A word-for-word copy of the listing is what's needed; leave out every image.

=== Section Start ===

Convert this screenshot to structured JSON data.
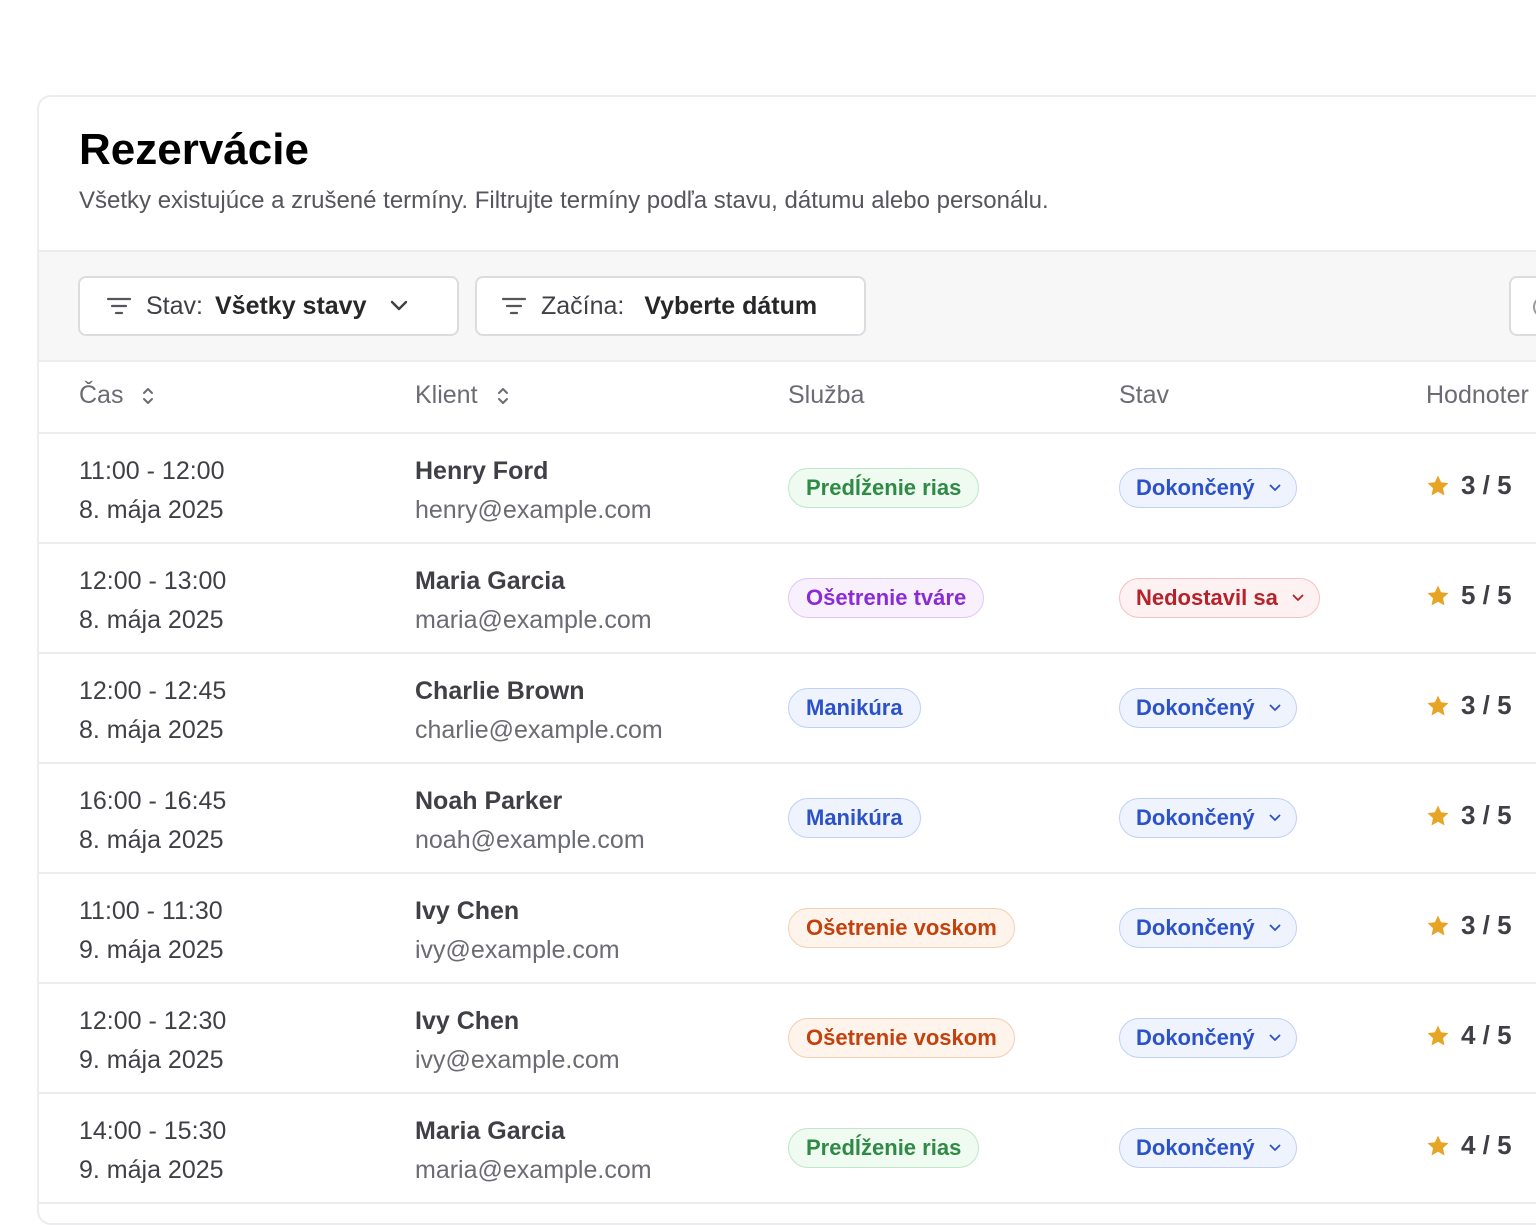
{
  "header": {
    "title": "Rezervácie",
    "subtitle": "Všetky existujúce a zrušené termíny. Filtrujte termíny podľa stavu, dátumu alebo personálu."
  },
  "filters": {
    "status": {
      "label": "Stav:",
      "value": "Všetky stavy",
      "icon": "filter-icon"
    },
    "date": {
      "label": "Začína:",
      "value": "Vyberte dátum",
      "icon": "filter-icon"
    }
  },
  "table": {
    "columns": [
      "Čas",
      "Klient",
      "Služba",
      "Stav",
      "Hodnoter"
    ],
    "rows": [
      {
        "time": "11:00 - 12:00",
        "date": "8. mája 2025",
        "name": "Henry Ford",
        "email": "henry@example.com",
        "service": "Predĺženie rias",
        "service_color": "green",
        "status": "Dokončený",
        "status_color": "blue",
        "rating": "3 / 5"
      },
      {
        "time": "12:00 - 13:00",
        "date": "8. mája 2025",
        "name": "Maria Garcia",
        "email": "maria@example.com",
        "service": "Ošetrenie tváre",
        "service_color": "purple",
        "status": "Nedostavil sa",
        "status_color": "red",
        "rating": "5 / 5"
      },
      {
        "time": "12:00 - 12:45",
        "date": "8. mája 2025",
        "name": "Charlie Brown",
        "email": "charlie@example.com",
        "service": "Manikúra",
        "service_color": "blue",
        "status": "Dokončený",
        "status_color": "blue",
        "rating": "3 / 5"
      },
      {
        "time": "16:00 - 16:45",
        "date": "8. mája 2025",
        "name": "Noah Parker",
        "email": "noah@example.com",
        "service": "Manikúra",
        "service_color": "blue",
        "status": "Dokončený",
        "status_color": "blue",
        "rating": "3 / 5"
      },
      {
        "time": "11:00 - 11:30",
        "date": "9. mája 2025",
        "name": "Ivy Chen",
        "email": "ivy@example.com",
        "service": "Ošetrenie voskom",
        "service_color": "orange",
        "status": "Dokončený",
        "status_color": "blue",
        "rating": "3 / 5"
      },
      {
        "time": "12:00 - 12:30",
        "date": "9. mája 2025",
        "name": "Ivy Chen",
        "email": "ivy@example.com",
        "service": "Ošetrenie voskom",
        "service_color": "orange",
        "status": "Dokončený",
        "status_color": "blue",
        "rating": "4 / 5"
      },
      {
        "time": "14:00 - 15:30",
        "date": "9. mája 2025",
        "name": "Maria Garcia",
        "email": "maria@example.com",
        "service": "Predĺženie rias",
        "service_color": "green",
        "status": "Dokončený",
        "status_color": "blue",
        "rating": "4 / 5"
      }
    ]
  },
  "colors": {
    "star": "#e7a526",
    "border": "#ececef",
    "toolbar_bg": "#f7f7f8"
  }
}
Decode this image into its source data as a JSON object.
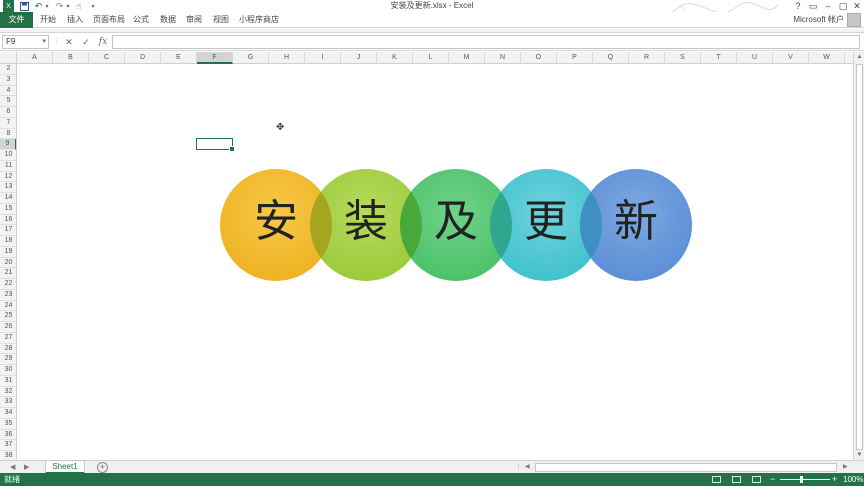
{
  "window": {
    "title": "安装及更新.xlsx - Excel",
    "controls": [
      "?",
      "▭",
      "–",
      "▢",
      "✕"
    ]
  },
  "quick_access": {
    "icons": [
      "excel-logo-icon",
      "save-icon",
      "undo-icon",
      "redo-icon",
      "touch-mode-icon",
      "customize-icon"
    ]
  },
  "ribbon": {
    "file_tab": "文件",
    "tabs": [
      "开始",
      "插入",
      "页面布局",
      "公式",
      "数据",
      "审阅",
      "视图",
      "小程序商店"
    ],
    "account": "Microsoft 帐户"
  },
  "formula_bar": {
    "name_box": "F9",
    "cancel": "✕",
    "enter": "✓",
    "fx": "fx",
    "value": ""
  },
  "columns": [
    "A",
    "B",
    "C",
    "D",
    "E",
    "F",
    "G",
    "H",
    "I",
    "J",
    "K",
    "L",
    "M",
    "N",
    "O",
    "P",
    "Q",
    "R",
    "S",
    "T",
    "U",
    "V",
    "W"
  ],
  "selected_column": "F",
  "rows": [
    "2",
    "3",
    "4",
    "5",
    "6",
    "7",
    "8",
    "9",
    "10",
    "11",
    "12",
    "13",
    "14",
    "15",
    "16",
    "17",
    "18",
    "19",
    "20",
    "21",
    "22",
    "23",
    "24",
    "25",
    "26",
    "27",
    "28",
    "29",
    "30",
    "31",
    "32",
    "33",
    "34",
    "35",
    "36",
    "37",
    "38"
  ],
  "selected_row": "9",
  "graphic": {
    "circles": [
      {
        "label": "安",
        "color": "#f0b323"
      },
      {
        "label": "装",
        "color": "#9fcc3b"
      },
      {
        "label": "及",
        "color": "#4cc26a"
      },
      {
        "label": "更",
        "color": "#41c1cf"
      },
      {
        "label": "新",
        "color": "#5b8fd6"
      }
    ],
    "overlap_colors": [
      "#a4a620",
      "#4aa83a",
      "#2fa78e",
      "#3e8fc4"
    ]
  },
  "sheets": {
    "tabs": [
      "Sheet1"
    ],
    "active": "Sheet1",
    "add_label": "+"
  },
  "status": {
    "text": "就绪",
    "zoom_minus": "−",
    "zoom_plus": "+",
    "zoom_level": "100%",
    "zoom_value": 100
  },
  "colors": {
    "accent": "#217346"
  }
}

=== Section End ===

Result of this task:
Convert this screenshot to structured JSON data.
{
  "header": {
    "title": "Rezervácie",
    "subtitle": "Všetky existujúce a zrušené termíny. Filtrujte termíny podľa stavu, dátumu alebo personálu."
  },
  "filters": {
    "status": {
      "label": "Stav:",
      "value": "Všetky stavy",
      "icon": "filter-icon"
    },
    "date": {
      "label": "Začína:",
      "value": "Vyberte dátum",
      "icon": "filter-icon"
    }
  },
  "table": {
    "columns": [
      "Čas",
      "Klient",
      "Služba",
      "Stav",
      "Hodnoter"
    ],
    "rows": [
      {
        "time": "11:00 - 12:00",
        "date": "8. mája 2025",
        "name": "Henry Ford",
        "email": "henry@example.com",
        "service": "Predĺženie rias",
        "service_color": "green",
        "status": "Dokončený",
        "status_color": "blue",
        "rating": "3 / 5"
      },
      {
        "time": "12:00 - 13:00",
        "date": "8. mája 2025",
        "name": "Maria Garcia",
        "email": "maria@example.com",
        "service": "Ošetrenie tváre",
        "service_color": "purple",
        "status": "Nedostavil sa",
        "status_color": "red",
        "rating": "5 / 5"
      },
      {
        "time": "12:00 - 12:45",
        "date": "8. mája 2025",
        "name": "Charlie Brown",
        "email": "charlie@example.com",
        "service": "Manikúra",
        "service_color": "blue",
        "status": "Dokončený",
        "status_color": "blue",
        "rating": "3 / 5"
      },
      {
        "time": "16:00 - 16:45",
        "date": "8. mája 2025",
        "name": "Noah Parker",
        "email": "noah@example.com",
        "service": "Manikúra",
        "service_color": "blue",
        "status": "Dokončený",
        "status_color": "blue",
        "rating": "3 / 5"
      },
      {
        "time": "11:00 - 11:30",
        "date": "9. mája 2025",
        "name": "Ivy Chen",
        "email": "ivy@example.com",
        "service": "Ošetrenie voskom",
        "service_color": "orange",
        "status": "Dokončený",
        "status_color": "blue",
        "rating": "3 / 5"
      },
      {
        "time": "12:00 - 12:30",
        "date": "9. mája 2025",
        "name": "Ivy Chen",
        "email": "ivy@example.com",
        "service": "Ošetrenie voskom",
        "service_color": "orange",
        "status": "Dokončený",
        "status_color": "blue",
        "rating": "4 / 5"
      },
      {
        "time": "14:00 - 15:30",
        "date": "9. mája 2025",
        "name": "Maria Garcia",
        "email": "maria@example.com",
        "service": "Predĺženie rias",
        "service_color": "green",
        "status": "Dokončený",
        "status_color": "blue",
        "rating": "4 / 5"
      }
    ]
  },
  "colors": {
    "star": "#e7a526",
    "border": "#ececef",
    "toolbar_bg": "#f7f7f8"
  }
}
Decode this image into its source data as a JSON object.
{
  "window": {
    "title": "安装及更新.xlsx - Excel",
    "controls": [
      "?",
      "▭",
      "–",
      "▢",
      "✕"
    ]
  },
  "quick_access": {
    "icons": [
      "excel-logo-icon",
      "save-icon",
      "undo-icon",
      "redo-icon",
      "touch-mode-icon",
      "customize-icon"
    ]
  },
  "ribbon": {
    "file_tab": "文件",
    "tabs": [
      "开始",
      "插入",
      "页面布局",
      "公式",
      "数据",
      "审阅",
      "视图",
      "小程序商店"
    ],
    "account": "Microsoft 帐户"
  },
  "formula_bar": {
    "name_box": "F9",
    "cancel": "✕",
    "enter": "✓",
    "fx": "fx",
    "value": ""
  },
  "columns": [
    "A",
    "B",
    "C",
    "D",
    "E",
    "F",
    "G",
    "H",
    "I",
    "J",
    "K",
    "L",
    "M",
    "N",
    "O",
    "P",
    "Q",
    "R",
    "S",
    "T",
    "U",
    "V",
    "W"
  ],
  "selected_column": "F",
  "rows": [
    "2",
    "3",
    "4",
    "5",
    "6",
    "7",
    "8",
    "9",
    "10",
    "11",
    "12",
    "13",
    "14",
    "15",
    "16",
    "17",
    "18",
    "19",
    "20",
    "21",
    "22",
    "23",
    "24",
    "25",
    "26",
    "27",
    "28",
    "29",
    "30",
    "31",
    "32",
    "33",
    "34",
    "35",
    "36",
    "37",
    "38"
  ],
  "selected_row": "9",
  "graphic": {
    "circles": [
      {
        "label": "安",
        "color": "#f0b323"
      },
      {
        "label": "装",
        "color": "#9fcc3b"
      },
      {
        "label": "及",
        "color": "#4cc26a"
      },
      {
        "label": "更",
        "color": "#41c1cf"
      },
      {
        "label": "新",
        "color": "#5b8fd6"
      }
    ],
    "overlap_colors": [
      "#a4a620",
      "#4aa83a",
      "#2fa78e",
      "#3e8fc4"
    ]
  },
  "sheets": {
    "tabs": [
      "Sheet1"
    ],
    "active": "Sheet1",
    "add_label": "+"
  },
  "status": {
    "text": "就绪",
    "zoom_minus": "−",
    "zoom_plus": "+",
    "zoom_level": "100%",
    "zoom_value": 100
  },
  "colors": {
    "accent": "#217346"
  }
}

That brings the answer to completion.